Price as Reviewed:£449.00
Is the DxO One the perfect camera upgrade for iPhone users? Andy Westlake finds out.
Lab Results – Noise
Both raw and JPEG images taken from our diorama scene are captured at the full range of ISO settings. The camera is placed in its default setting for JPEG images. Raw images are sharpened and noise reduction applied, to strike the best balance between resolution and noise.
As usual for cameras with this sensor, the DxO One delivers a combination of excellent detail and low noise at ISO 100. Some fine-grained luminance noise starts to creep in at ISO 400 when viewing images closely, but this will rarely have any impact on prints. By ISO 1,600 we see shadow detail starting to block up, while low-contrast detail blurs away. By the time we reach ISO 6,400, almost all fine detail has been lost and colours have become desaturated, making this usable only for non-critical purposes, such as low-resolution web images. The top two extended settings of ISO 25,600 and ISO 51,200 are barely usable at all, when looking at either the camera’s JPEGs or, as here, DNG files processed through Adobe Camera Raw.

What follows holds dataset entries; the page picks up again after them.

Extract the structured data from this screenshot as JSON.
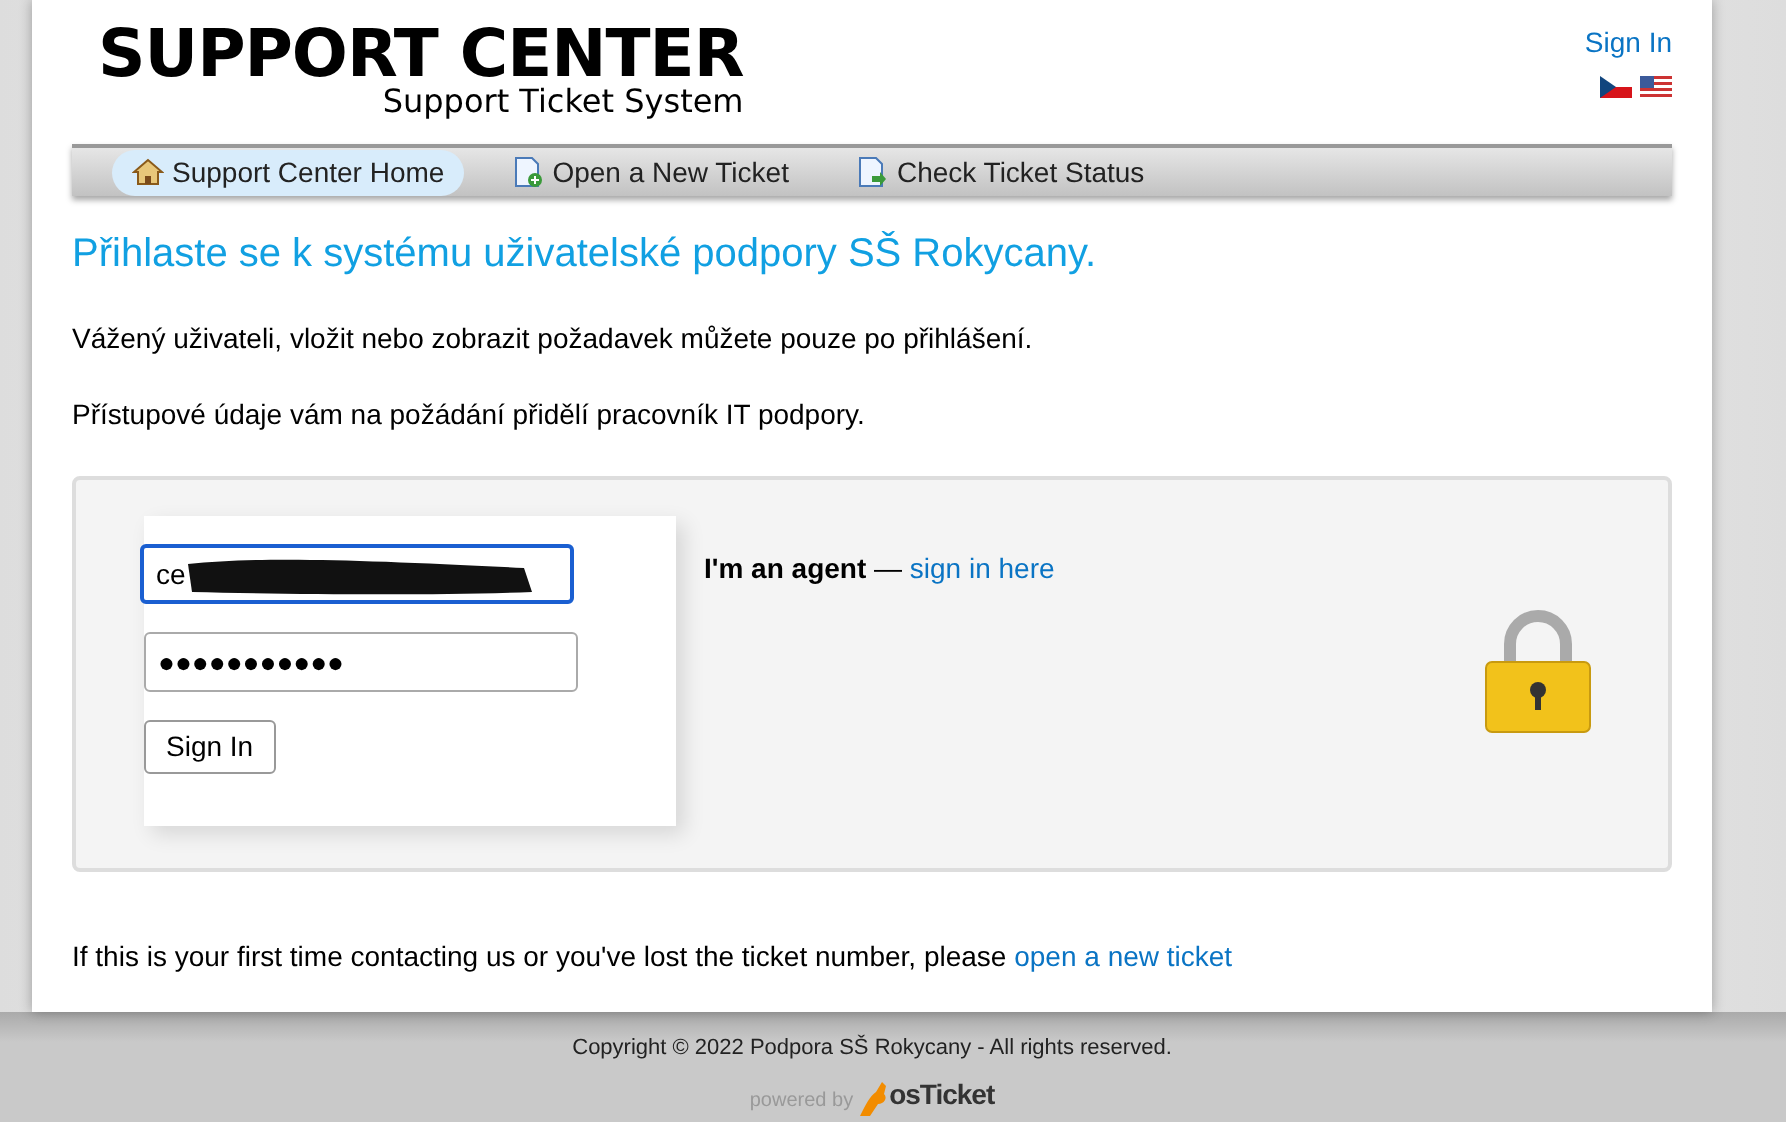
{
  "header": {
    "logo_title": "SUPPORT CENTER",
    "logo_subtitle": "Support Ticket System",
    "sign_in_link": "Sign In",
    "languages": [
      {
        "kind": "czech",
        "selected": false
      },
      {
        "kind": "us",
        "selected": false
      }
    ]
  },
  "nav": [
    {
      "label": "Support Center Home",
      "kind": "home",
      "selected": true
    },
    {
      "label": "Open a New Ticket",
      "kind": "new",
      "selected": false
    },
    {
      "label": "Check Ticket Status",
      "kind": "status",
      "selected": false
    }
  ],
  "heading": "Přihlaste se k systému uživatelské podpory SŠ Rokycany.",
  "paragraphs": [
    "Vážený uživateli, vložit nebo zobrazit požadavek můžete pouze po přihlášení.",
    "Přístupové údaje vám na požádání přidělí pracovník IT podpory."
  ],
  "login": {
    "username": {
      "value": "ce",
      "focused": true,
      "redacted": true
    },
    "password": {
      "value": "●●●●●●●●●●●"
    },
    "button": "Sign In",
    "agent_label": "I'm an agent",
    "agent_dash": "—",
    "agent_link": "sign in here"
  },
  "footer_note": {
    "text": "If this is your first time contacting us or you've lost the ticket number, please",
    "link": "open a new ticket"
  },
  "footer": {
    "copyright": "Copyright © 2022 Podpora SŠ Rokycany - All rights reserved.",
    "powered_by": "powered by",
    "brand": "osTicket"
  }
}
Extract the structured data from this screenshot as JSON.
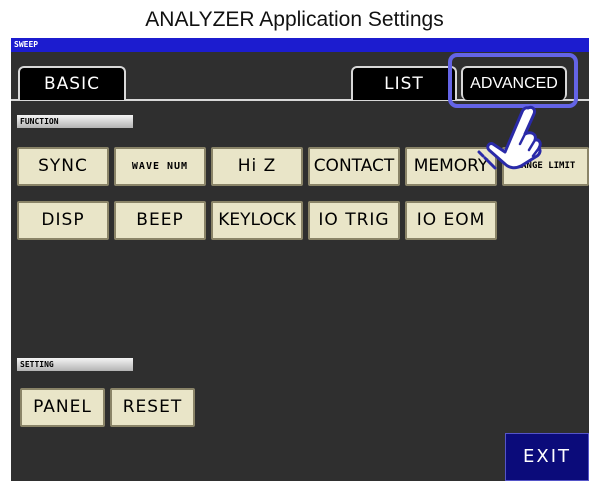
{
  "window": {
    "title": "ANALYZER Application Settings"
  },
  "topbar": {
    "mode_label": "SWEEP"
  },
  "tabs": {
    "basic": "BASIC",
    "list": "LIST",
    "advanced": "ADVANCED"
  },
  "function_section": {
    "label": "FUNCTION",
    "row1": [
      "SYNC",
      "WAVE NUM",
      "Hi Z",
      "CONTACT",
      "MEMORY",
      "RANGE LIMIT"
    ],
    "row2": [
      "DISP",
      "BEEP",
      "KEYLOCK",
      "IO TRIG",
      "IO EOM"
    ]
  },
  "setting_section": {
    "label": "SETTING",
    "buttons": [
      "PANEL",
      "RESET"
    ]
  },
  "footer": {
    "exit_label": "EXIT"
  },
  "colors": {
    "topbar": "#1c1ccf",
    "screen_bg": "#2f2f2f",
    "button_bg": "#e9e5c8",
    "highlight": "#6464e6",
    "exit_bg": "#0b0b7a"
  },
  "icons": {
    "pointer": "pointing-hand-icon"
  }
}
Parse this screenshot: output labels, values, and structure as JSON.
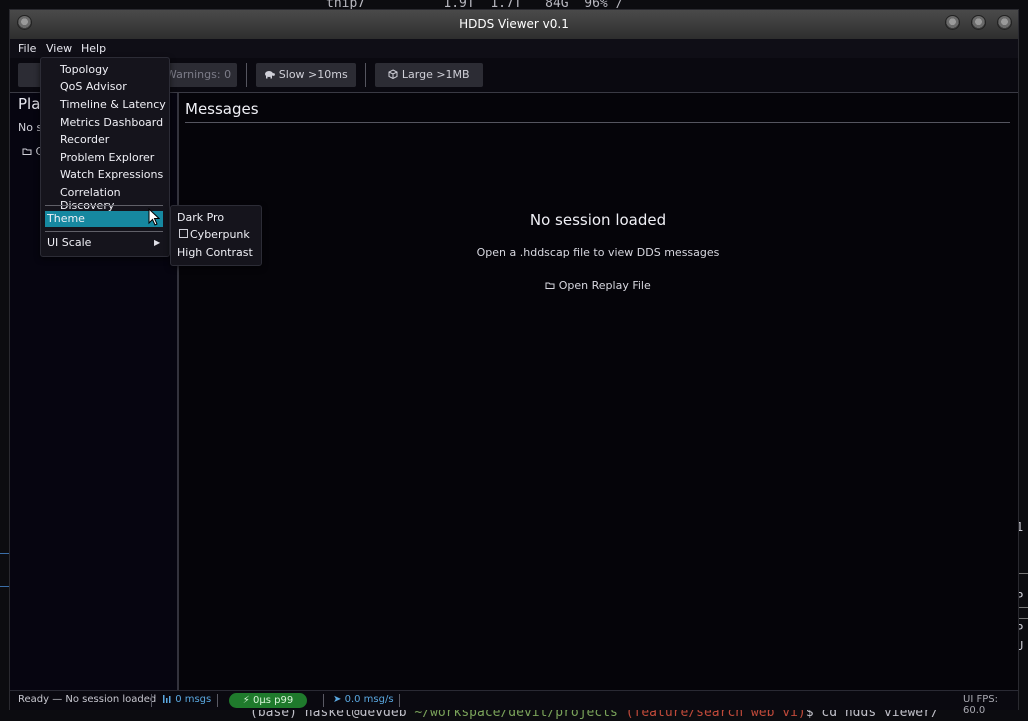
{
  "terminal": {
    "top_line": "thip7          1.9T  1.7T   84G  96% /",
    "bottom_prompt": "(base) haskel@devdeb",
    "bottom_path": "~/workspace/devit/projects",
    "bottom_branch": "(feature/search web vi)",
    "bottom_cmd": "$ cd hdds viewer/",
    "right_chars": [
      "1",
      "P",
      "P",
      "U"
    ]
  },
  "window": {
    "title": "HDDS Viewer v0.1"
  },
  "menubar": {
    "file": "File",
    "view": "View",
    "help": "Help"
  },
  "toolbar": {
    "warnings": "Warnings: 0",
    "slow": "Slow >10ms",
    "slow_icon": "turtle-icon",
    "large": "Large >1MB",
    "large_icon": "package-icon"
  },
  "left_panel": {
    "title": "Pla",
    "subtitle": "No s",
    "open_button": "C"
  },
  "main": {
    "title": "Messages",
    "empty_title": "No session loaded",
    "empty_subtitle": "Open a .hddscap file to view DDS messages",
    "open_replay": "Open Replay File"
  },
  "statusbar": {
    "ready": "Ready — No session loaded",
    "msgs": "0 msgs",
    "latency": "0µs p99",
    "rate": "0.0 msg/s",
    "fps": "UI FPS: 60.0"
  },
  "view_menu": {
    "items": [
      "Topology",
      "QoS Advisor",
      "Timeline & Latency",
      "Metrics Dashboard",
      "Recorder",
      "Problem Explorer",
      "Watch Expressions",
      "Correlation Discovery"
    ],
    "theme": "Theme",
    "ui_scale": "UI Scale"
  },
  "theme_menu": {
    "items": [
      "Dark Pro",
      "Cyberpunk",
      "High Contrast"
    ],
    "checkbox_item": "Cyberpunk"
  },
  "colors": {
    "highlight": "#1688a0",
    "latency_pill": "#1f7a2c",
    "accent_blue": "#5aa8e0",
    "window_bg": "#050409"
  }
}
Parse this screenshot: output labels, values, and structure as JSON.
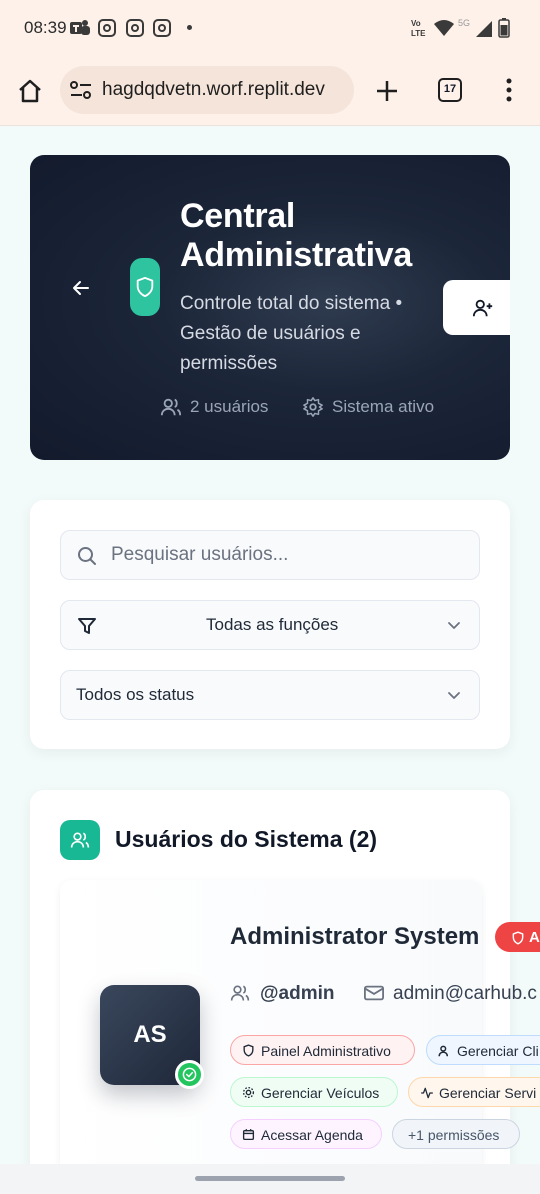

- Sensor: 20.2-million-pixel, 1in, BSI CMOS
- Output size: 5,406x3,604 pixels
- Lens: 32mm equivalent, f/1.8
- Focal-length magnification: 2.7x
- Shutter speeds: 15-1/8,000sec
- ISO: 100-51,200
- Exposure modes: PASM, auto, scene
- Metering system: Multi, spot, centreweighted
- Exposure compensation: ±3EV in 1/3 steps
- Drive mode: Single shot
- Video: 1,080p at 30fps, 720p at 120fps
- Memory card: MicroSD UHS-I U3
- Power: Internal rechargeable Li-ion
- Battery life: Max 200 shots
- Dimensions: 67.5x48.85x26.25mm
- Weight: 108g
- Compatability: iPhone and iPad with Lightning connector, iOS8